▶ AIM OF THE EXERCISE
Identify every line in the records below that contains the word "JSON", and reproduce each one.

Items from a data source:
--*--
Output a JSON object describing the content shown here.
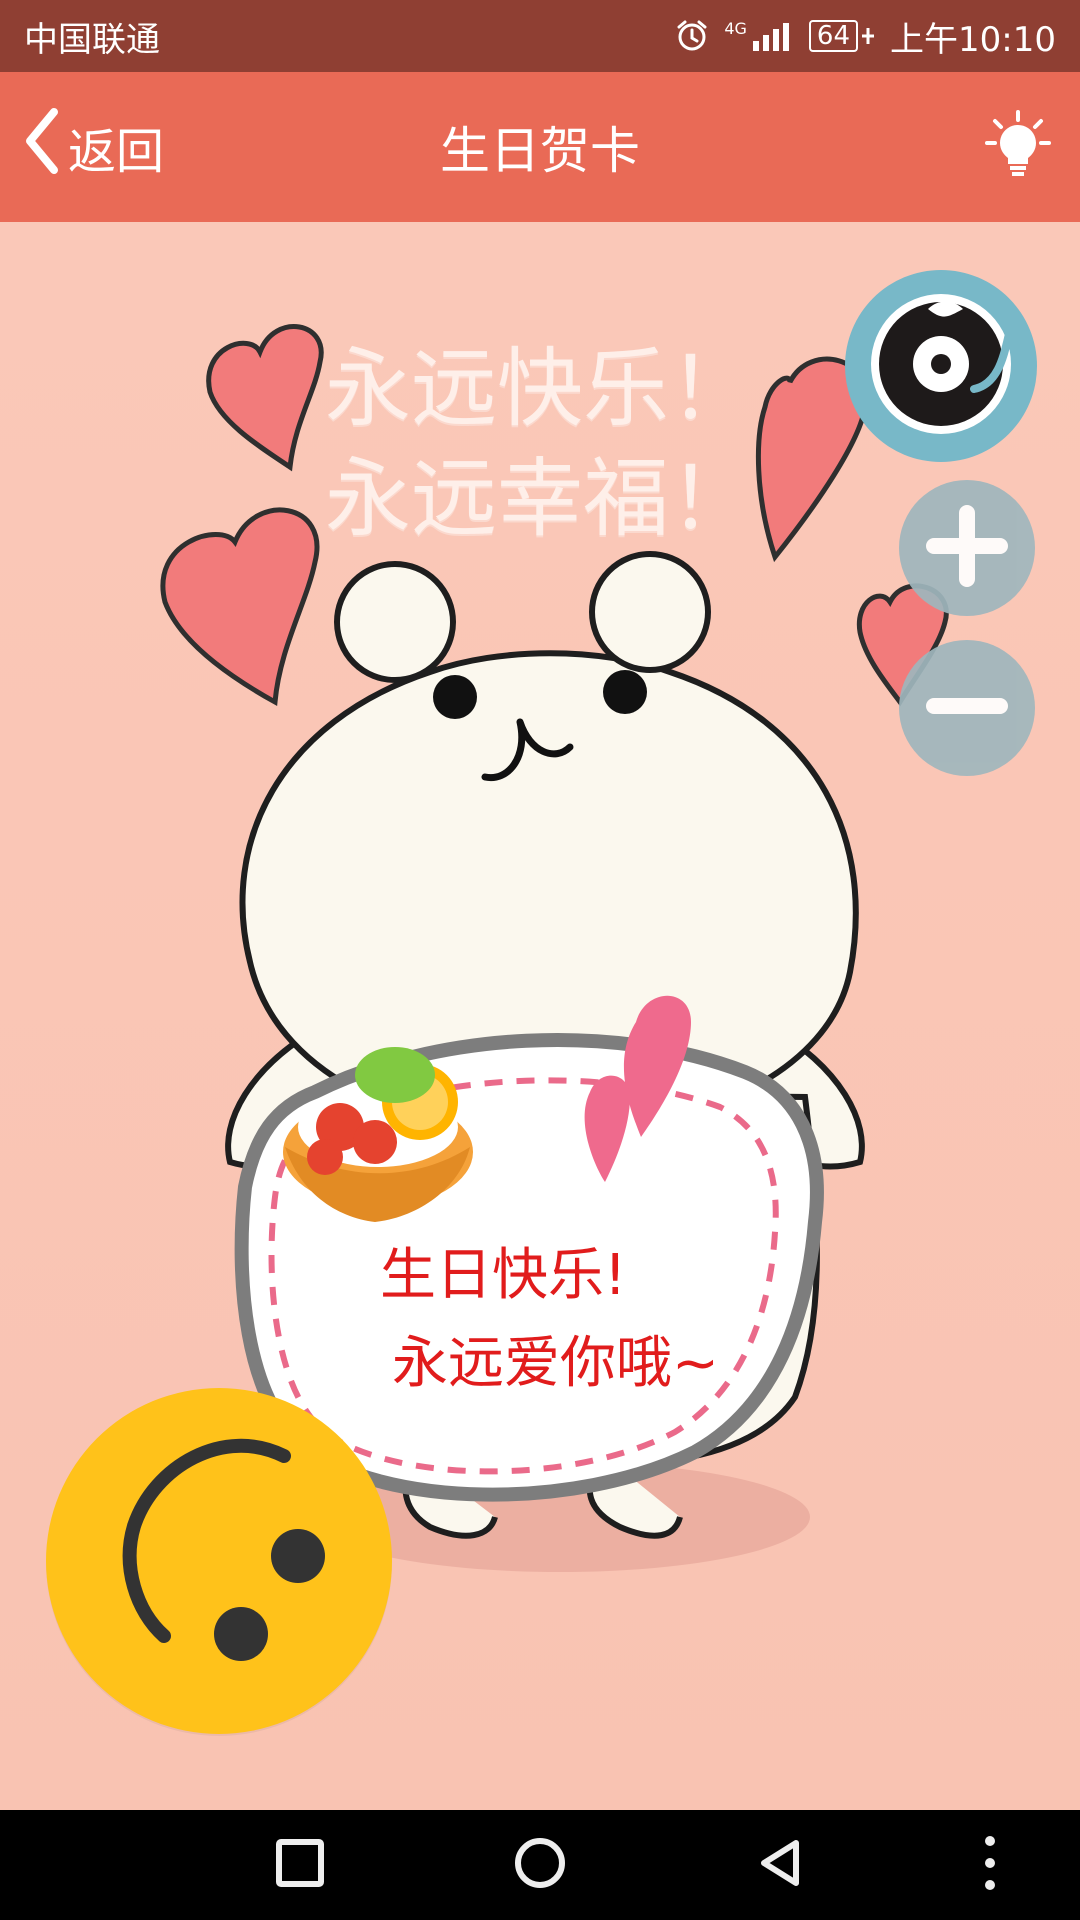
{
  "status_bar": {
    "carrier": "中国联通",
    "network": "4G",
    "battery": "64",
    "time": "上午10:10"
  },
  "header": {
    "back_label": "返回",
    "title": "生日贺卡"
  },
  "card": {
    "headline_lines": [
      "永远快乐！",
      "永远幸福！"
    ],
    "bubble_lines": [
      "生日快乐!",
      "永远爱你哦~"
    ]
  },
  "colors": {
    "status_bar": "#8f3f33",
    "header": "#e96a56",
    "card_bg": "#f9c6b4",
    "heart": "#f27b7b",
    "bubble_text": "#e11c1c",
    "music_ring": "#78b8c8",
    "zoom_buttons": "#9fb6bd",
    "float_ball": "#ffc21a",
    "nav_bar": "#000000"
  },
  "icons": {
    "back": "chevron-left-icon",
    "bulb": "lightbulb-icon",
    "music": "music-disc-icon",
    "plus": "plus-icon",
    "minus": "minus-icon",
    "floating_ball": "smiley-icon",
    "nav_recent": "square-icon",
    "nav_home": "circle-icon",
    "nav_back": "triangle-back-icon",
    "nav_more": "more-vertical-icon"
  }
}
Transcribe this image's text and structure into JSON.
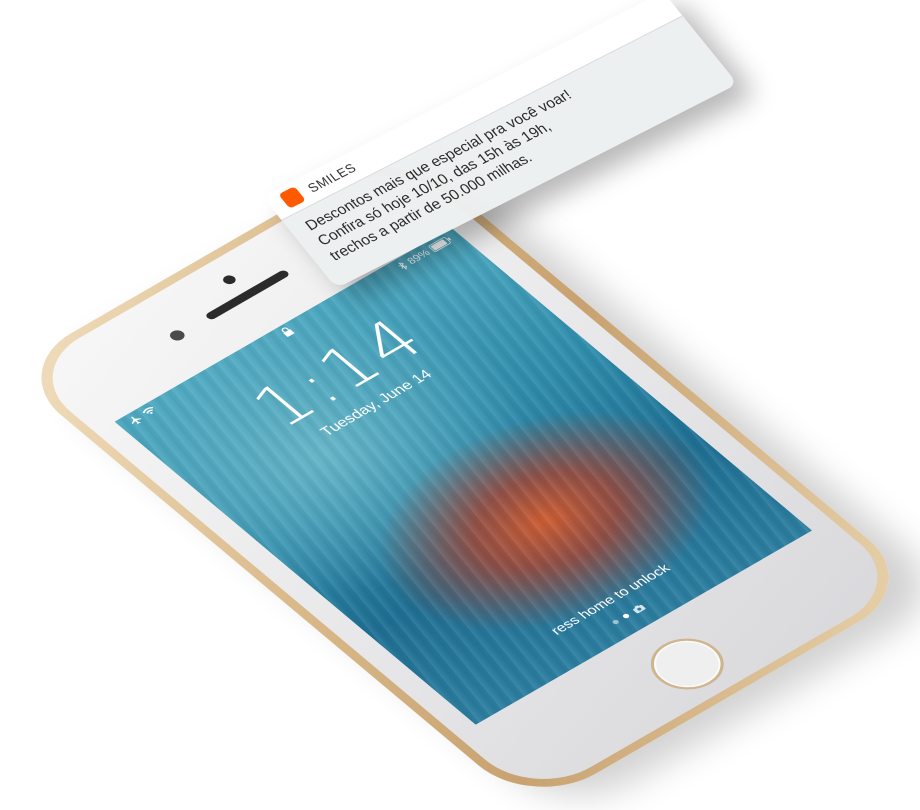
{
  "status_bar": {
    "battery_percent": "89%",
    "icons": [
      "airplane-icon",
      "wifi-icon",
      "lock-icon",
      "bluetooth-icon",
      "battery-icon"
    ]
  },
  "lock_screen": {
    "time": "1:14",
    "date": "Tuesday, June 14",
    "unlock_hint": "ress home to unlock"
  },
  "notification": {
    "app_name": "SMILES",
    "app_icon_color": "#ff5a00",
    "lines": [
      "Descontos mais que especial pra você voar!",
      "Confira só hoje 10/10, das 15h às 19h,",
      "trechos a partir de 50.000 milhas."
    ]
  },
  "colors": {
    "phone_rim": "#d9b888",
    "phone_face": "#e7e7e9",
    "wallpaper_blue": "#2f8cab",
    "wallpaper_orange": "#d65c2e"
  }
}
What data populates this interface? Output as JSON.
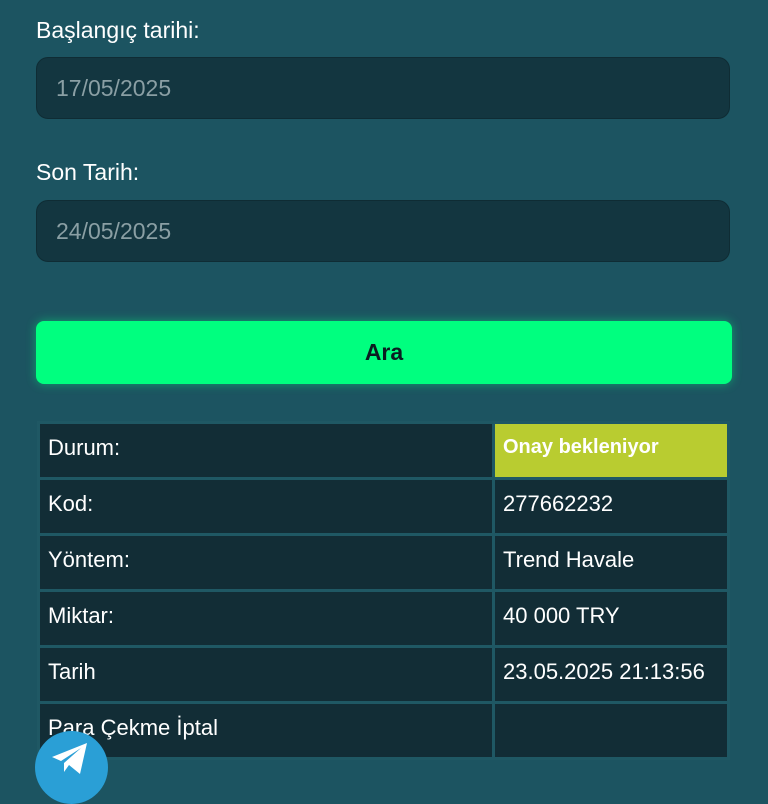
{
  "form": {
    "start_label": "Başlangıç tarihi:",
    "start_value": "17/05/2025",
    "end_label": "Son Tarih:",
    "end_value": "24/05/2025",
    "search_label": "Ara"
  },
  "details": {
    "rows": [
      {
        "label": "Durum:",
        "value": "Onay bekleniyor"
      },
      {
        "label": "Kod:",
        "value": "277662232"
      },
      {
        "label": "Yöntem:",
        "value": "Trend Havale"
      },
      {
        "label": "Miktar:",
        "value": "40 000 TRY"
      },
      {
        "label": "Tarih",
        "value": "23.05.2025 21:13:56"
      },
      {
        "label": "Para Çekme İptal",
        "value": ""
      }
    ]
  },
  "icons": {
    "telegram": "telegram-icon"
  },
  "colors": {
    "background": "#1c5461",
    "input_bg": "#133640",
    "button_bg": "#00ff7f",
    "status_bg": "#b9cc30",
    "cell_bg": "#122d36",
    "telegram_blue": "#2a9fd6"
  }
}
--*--
▶ EXERCISE OUTPUT
Output a JSON object describing the content shown here.
Transcribe this image's text and structure into JSON.
What data populates this interface? Output as JSON.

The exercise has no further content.